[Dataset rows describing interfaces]
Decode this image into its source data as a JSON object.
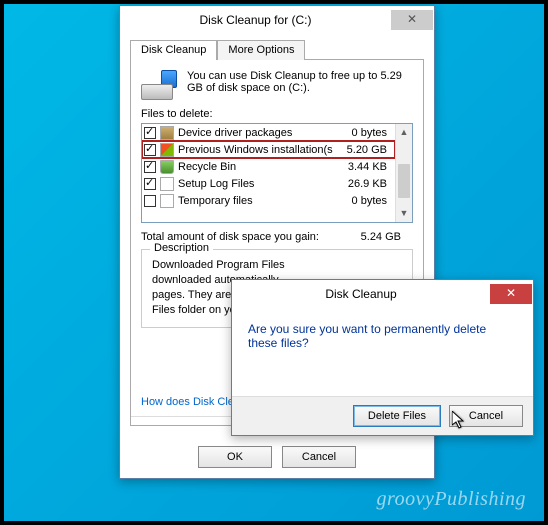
{
  "main": {
    "title": "Disk Cleanup for  (C:)",
    "tabs": [
      "Disk Cleanup",
      "More Options"
    ],
    "intro": "You can use Disk Cleanup to free up to 5.29 GB of disk space on  (C:).",
    "files_label": "Files to delete:",
    "rows": [
      {
        "checked": true,
        "icon": "pkg",
        "name": "Device driver packages",
        "size": "0 bytes",
        "hl": false
      },
      {
        "checked": true,
        "icon": "win",
        "name": "Previous Windows installation(s)",
        "size": "5.20 GB",
        "hl": true
      },
      {
        "checked": true,
        "icon": "bin",
        "name": "Recycle Bin",
        "size": "3.44 KB",
        "hl": false
      },
      {
        "checked": true,
        "icon": "file",
        "name": "Setup Log Files",
        "size": "26.9 KB",
        "hl": false
      },
      {
        "checked": false,
        "icon": "file",
        "name": "Temporary files",
        "size": "0 bytes",
        "hl": false
      }
    ],
    "total_label": "Total amount of disk space you gain:",
    "total_value": "5.24 GB",
    "group_title": "Description",
    "description": "Downloaded Program Files\ndownloaded automatically\npages. They are temporari\nFiles folder on your hard di",
    "link": "How does Disk Cleanup wor",
    "ok": "OK",
    "cancel": "Cancel"
  },
  "dialog": {
    "title": "Disk Cleanup",
    "message": "Are you sure you want to permanently delete these files?",
    "delete": "Delete Files",
    "cancel": "Cancel"
  },
  "watermark": "groovyPublishing"
}
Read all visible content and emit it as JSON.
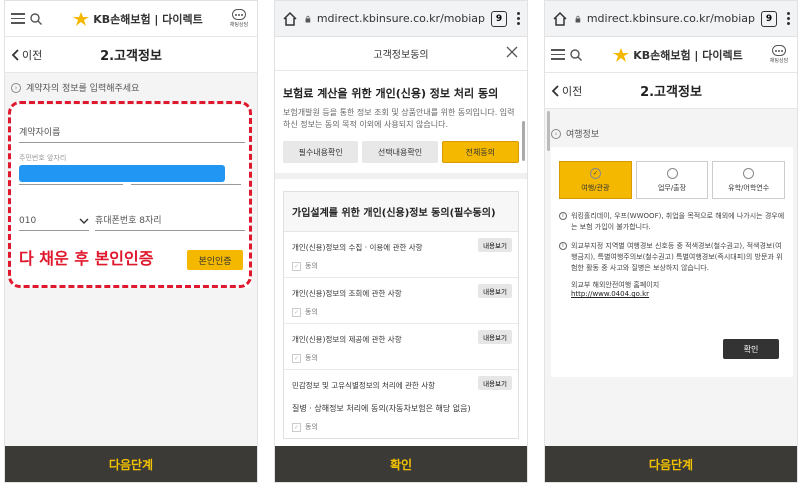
{
  "panel1": {
    "header": {
      "logo_text": "KB손해보험 | 다이렉트",
      "chatbot_label": "채팅상담"
    },
    "titlebar": {
      "back_label": "이전",
      "title": "2.고객정보"
    },
    "note": "계약자의 정보를 입력해주세요",
    "form": {
      "name_placeholder": "계약자이름",
      "id_label": "주민번호 앞자리",
      "carrier_value": "010",
      "phone_placeholder": "휴대폰번호 8자리",
      "verify_button": "본인인증"
    },
    "annotation": "다 채운 후 본인인증",
    "bottom_button": "다음단계"
  },
  "panel2": {
    "url": "mdirect.kbinsure.co.kr/mobiap",
    "tab_count": "9",
    "modal_title": "고객정보동의",
    "heading": "보험료 계산을 위한 개인(신용) 정보 처리 동의",
    "desc": "보험개발원 등을 통한 정보 조회 및 상품안내를 위한 동의입니다. 입력하신 정보는 동의 목적 이외에 사용되지 않습니다.",
    "segments": [
      "필수내용확인",
      "선택내용확인",
      "전체동의"
    ],
    "consent_heading": "가입설계를 위한 개인(신용)정보 동의(필수동의)",
    "items": [
      {
        "name": "개인(신용)정보의 수집 · 이용에 관한 사항",
        "view": "내용보기",
        "agree": "동의"
      },
      {
        "name": "개인(신용)정보의 조회에 관한 사항",
        "view": "내용보기",
        "agree": "동의"
      },
      {
        "name": "개인(신용)정보의 제공에 관한 사항",
        "view": "내용보기",
        "agree": "동의"
      },
      {
        "name": "민감정보 및 고유식별정보의 처리에 관한 사항",
        "view": "내용보기",
        "agree": ""
      }
    ],
    "extra_line": "질병 · 상해정보 처리에 동의(자동차보험은 해당 없음)",
    "extra_agree": "동의",
    "bottom_button": "확인"
  },
  "panel3": {
    "url": "mdirect.kbinsure.co.kr/mobiap",
    "tab_count": "9",
    "header": {
      "logo_text": "KB손해보험 | 다이렉트",
      "chatbot_label": "채팅상담"
    },
    "titlebar": {
      "back_label": "이전",
      "title": "2.고객정보"
    },
    "section": "여행정보",
    "options": [
      "여행/관광",
      "업무/출장",
      "유학/어학연수"
    ],
    "info1": "워킹홀리데이, 우프(WWOOF), 취업을 목적으로 해외에 나가시는 경우에는 보험 가입이 불가합니다.",
    "info2": "외교부지정 지역별 여행경보 신호등 중 적색경보(철수권고), 적색경보(여행금지), 특별여행주의보(철수권고) 특별여행경보(즉시대피)의 방문과 위험한 활동 중 사고와 질병은 보상하지 않습니다.",
    "link_label": "외교부 해외안전여행 홈페이지",
    "link_url": "http://www.0404.go.kr",
    "confirm_button": "확인",
    "bottom_button": "다음단계"
  },
  "colors": {
    "accent_yellow": "#f5b800",
    "annotation_red": "#e0182d",
    "bottom_bar": "#3c3a36"
  }
}
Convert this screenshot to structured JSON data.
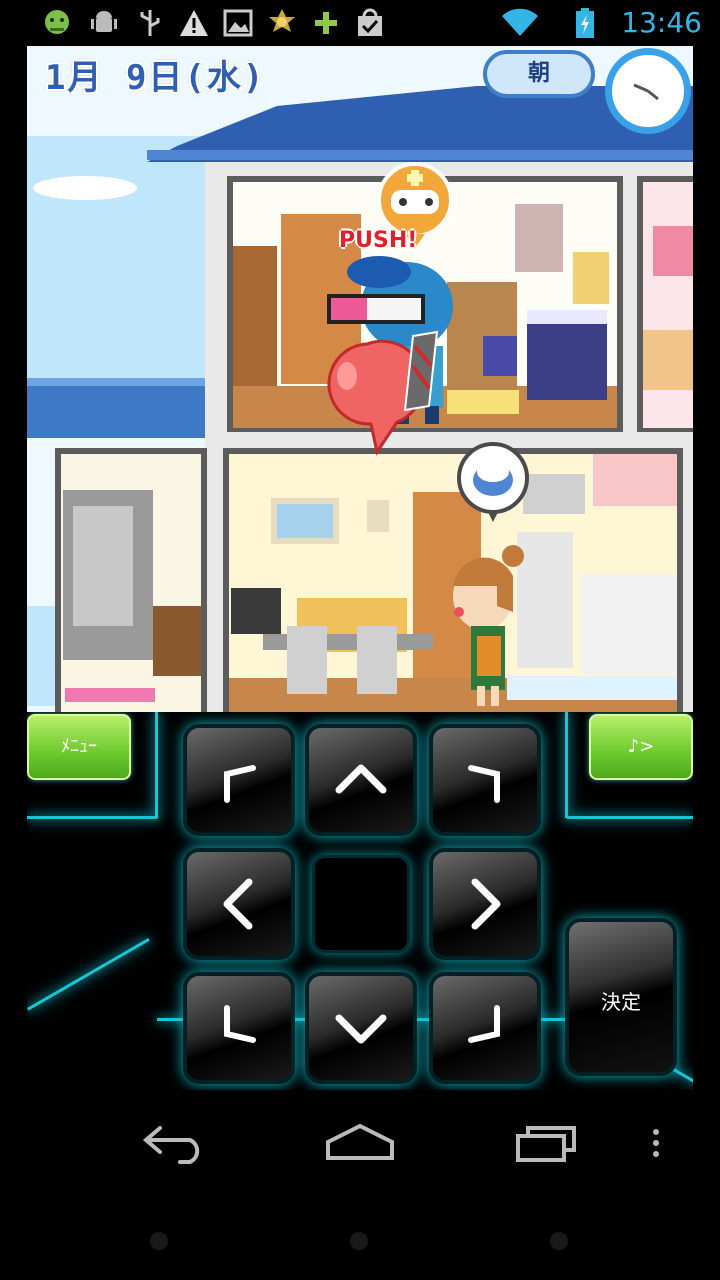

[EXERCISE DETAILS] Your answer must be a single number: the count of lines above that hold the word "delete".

[ANSWER FOR THIS EXERCISE] 3